In his goodbye post, Valizadeh predicted that he wouldn’t be the latest right-wing internet figure to fall victim to an activism campaign aimed at a tech company.
“Soon the hammer will come down on anyone who dares to share the truth,” Valizadeh wrote.
Valizadeh didn’t respond to a request for comment.
Valizadeh originally grew to some level of internet fame as a Washington, D.C. dating blogger. But Valizadeh’s anti-women “men’s rights” rhetoric increasingly became a more central part of his persona with the launch of Return of Kings in 2012. Since then, Valizadeh led a series of internet fat-shaming campaigns, called for rapes committed on private property to be legalized, and developed ties with various alt-right figures like Spencer.

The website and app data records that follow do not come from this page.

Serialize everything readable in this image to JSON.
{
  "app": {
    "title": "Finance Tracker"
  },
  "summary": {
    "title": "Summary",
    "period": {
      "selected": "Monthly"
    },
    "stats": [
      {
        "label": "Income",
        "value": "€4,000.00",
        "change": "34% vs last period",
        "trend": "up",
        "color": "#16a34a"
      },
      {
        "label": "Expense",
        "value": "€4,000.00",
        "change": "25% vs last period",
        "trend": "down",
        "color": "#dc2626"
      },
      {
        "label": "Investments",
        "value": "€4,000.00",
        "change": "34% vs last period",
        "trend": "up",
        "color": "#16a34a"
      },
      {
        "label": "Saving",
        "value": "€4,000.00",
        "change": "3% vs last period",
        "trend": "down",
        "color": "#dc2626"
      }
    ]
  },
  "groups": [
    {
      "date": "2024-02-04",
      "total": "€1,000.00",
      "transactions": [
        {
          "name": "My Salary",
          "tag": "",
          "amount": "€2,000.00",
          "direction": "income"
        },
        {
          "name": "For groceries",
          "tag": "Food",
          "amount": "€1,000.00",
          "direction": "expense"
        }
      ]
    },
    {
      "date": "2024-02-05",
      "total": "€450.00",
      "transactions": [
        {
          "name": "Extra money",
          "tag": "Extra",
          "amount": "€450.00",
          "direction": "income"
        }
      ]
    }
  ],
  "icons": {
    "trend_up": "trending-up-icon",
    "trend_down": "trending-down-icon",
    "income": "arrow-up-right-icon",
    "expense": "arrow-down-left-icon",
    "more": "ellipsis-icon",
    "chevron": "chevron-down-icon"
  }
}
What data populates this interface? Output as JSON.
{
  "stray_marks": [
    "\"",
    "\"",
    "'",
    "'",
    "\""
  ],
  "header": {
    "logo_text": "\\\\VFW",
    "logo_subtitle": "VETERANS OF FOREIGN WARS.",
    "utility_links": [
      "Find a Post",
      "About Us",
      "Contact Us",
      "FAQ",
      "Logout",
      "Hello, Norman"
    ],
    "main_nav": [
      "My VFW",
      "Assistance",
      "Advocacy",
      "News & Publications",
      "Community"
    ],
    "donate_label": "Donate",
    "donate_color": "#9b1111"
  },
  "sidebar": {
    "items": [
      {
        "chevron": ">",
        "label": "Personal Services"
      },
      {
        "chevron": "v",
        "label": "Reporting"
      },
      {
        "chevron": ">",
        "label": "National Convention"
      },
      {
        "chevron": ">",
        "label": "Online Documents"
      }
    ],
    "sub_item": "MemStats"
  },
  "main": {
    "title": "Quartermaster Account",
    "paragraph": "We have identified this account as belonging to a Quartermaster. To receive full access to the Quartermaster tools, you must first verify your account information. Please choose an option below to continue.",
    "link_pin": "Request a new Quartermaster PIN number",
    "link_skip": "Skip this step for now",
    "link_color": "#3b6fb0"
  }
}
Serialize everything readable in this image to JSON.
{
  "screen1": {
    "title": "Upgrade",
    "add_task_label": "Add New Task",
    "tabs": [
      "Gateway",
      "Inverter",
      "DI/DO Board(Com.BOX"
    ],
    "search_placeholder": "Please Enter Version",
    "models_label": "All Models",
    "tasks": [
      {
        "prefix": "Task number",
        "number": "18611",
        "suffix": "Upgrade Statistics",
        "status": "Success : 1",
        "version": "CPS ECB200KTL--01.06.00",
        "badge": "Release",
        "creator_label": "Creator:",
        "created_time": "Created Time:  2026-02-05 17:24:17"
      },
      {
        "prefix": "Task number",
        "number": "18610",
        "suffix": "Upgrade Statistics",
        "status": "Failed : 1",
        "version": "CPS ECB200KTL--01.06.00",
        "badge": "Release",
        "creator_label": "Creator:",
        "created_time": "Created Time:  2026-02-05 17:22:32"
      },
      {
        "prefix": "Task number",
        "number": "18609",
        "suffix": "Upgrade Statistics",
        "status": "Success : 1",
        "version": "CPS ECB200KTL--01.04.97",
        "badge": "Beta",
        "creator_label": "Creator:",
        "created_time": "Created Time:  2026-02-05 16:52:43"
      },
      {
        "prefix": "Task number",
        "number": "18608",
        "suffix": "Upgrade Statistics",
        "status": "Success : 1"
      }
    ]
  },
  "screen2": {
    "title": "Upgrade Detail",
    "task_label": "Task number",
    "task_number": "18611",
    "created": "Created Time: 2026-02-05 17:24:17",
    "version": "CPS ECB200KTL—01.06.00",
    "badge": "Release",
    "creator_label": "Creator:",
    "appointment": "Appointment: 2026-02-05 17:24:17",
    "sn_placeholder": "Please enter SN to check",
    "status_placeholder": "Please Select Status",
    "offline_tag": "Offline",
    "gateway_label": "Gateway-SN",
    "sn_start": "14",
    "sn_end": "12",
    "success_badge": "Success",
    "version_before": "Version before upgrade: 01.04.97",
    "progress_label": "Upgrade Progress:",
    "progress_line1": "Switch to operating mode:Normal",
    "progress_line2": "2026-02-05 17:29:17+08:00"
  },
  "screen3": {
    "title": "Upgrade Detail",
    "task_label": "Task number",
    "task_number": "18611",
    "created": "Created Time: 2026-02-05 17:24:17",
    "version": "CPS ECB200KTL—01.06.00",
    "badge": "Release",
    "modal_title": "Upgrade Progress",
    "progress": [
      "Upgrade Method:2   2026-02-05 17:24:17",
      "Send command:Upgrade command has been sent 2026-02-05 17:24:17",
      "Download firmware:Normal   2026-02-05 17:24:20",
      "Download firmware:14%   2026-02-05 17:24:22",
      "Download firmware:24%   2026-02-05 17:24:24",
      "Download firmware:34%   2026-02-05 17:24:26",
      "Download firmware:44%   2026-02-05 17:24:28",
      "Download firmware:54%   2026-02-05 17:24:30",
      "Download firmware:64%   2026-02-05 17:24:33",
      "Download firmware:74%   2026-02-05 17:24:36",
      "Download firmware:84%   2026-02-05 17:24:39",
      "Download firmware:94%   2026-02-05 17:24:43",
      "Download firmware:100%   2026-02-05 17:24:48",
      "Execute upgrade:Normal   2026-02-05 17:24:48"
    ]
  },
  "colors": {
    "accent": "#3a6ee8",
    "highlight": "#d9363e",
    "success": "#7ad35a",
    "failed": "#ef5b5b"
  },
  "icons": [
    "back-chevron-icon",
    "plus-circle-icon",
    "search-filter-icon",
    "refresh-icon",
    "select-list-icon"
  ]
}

In September, Amazon prevented Valizadeh from selling several of his pick-up artist books, including his latest one, which promises tips on “how to break up with a girl in a way that minimizes the chances that she will successfully accuse you of domestic violence or rape.”
“They shut it down, and they won’t tell me why,” Valizadeh said in a YouTube video.
While Valizadeh hasn’t been banned from major social media platforms like YouTube or Twitter, his site’s apparent demise is the latest victory for activists trying to pressure various right-wing extremists off the internet through tech bans.
Infowars conspiracy theorist Alex Jones saw his viewership crater after being banned from YouTube and Facebook, while Reddit has moved to ban or limit the visibility of communities on the site pushing white nationalism or hoaxes.
Targeting financial companies like Paypal has been especially effective for activist groups like Color of Change, which has succeeded in getting several extremist figures cut off from financial companies like Mastercard.
Color of Change, one of the liberal groups leading the push to cut far-right groups off tech companies, said in a statement that it had contacted companies like Paypal prevent people “who propagate hate and violence from using their websites to fund their hateful mission.”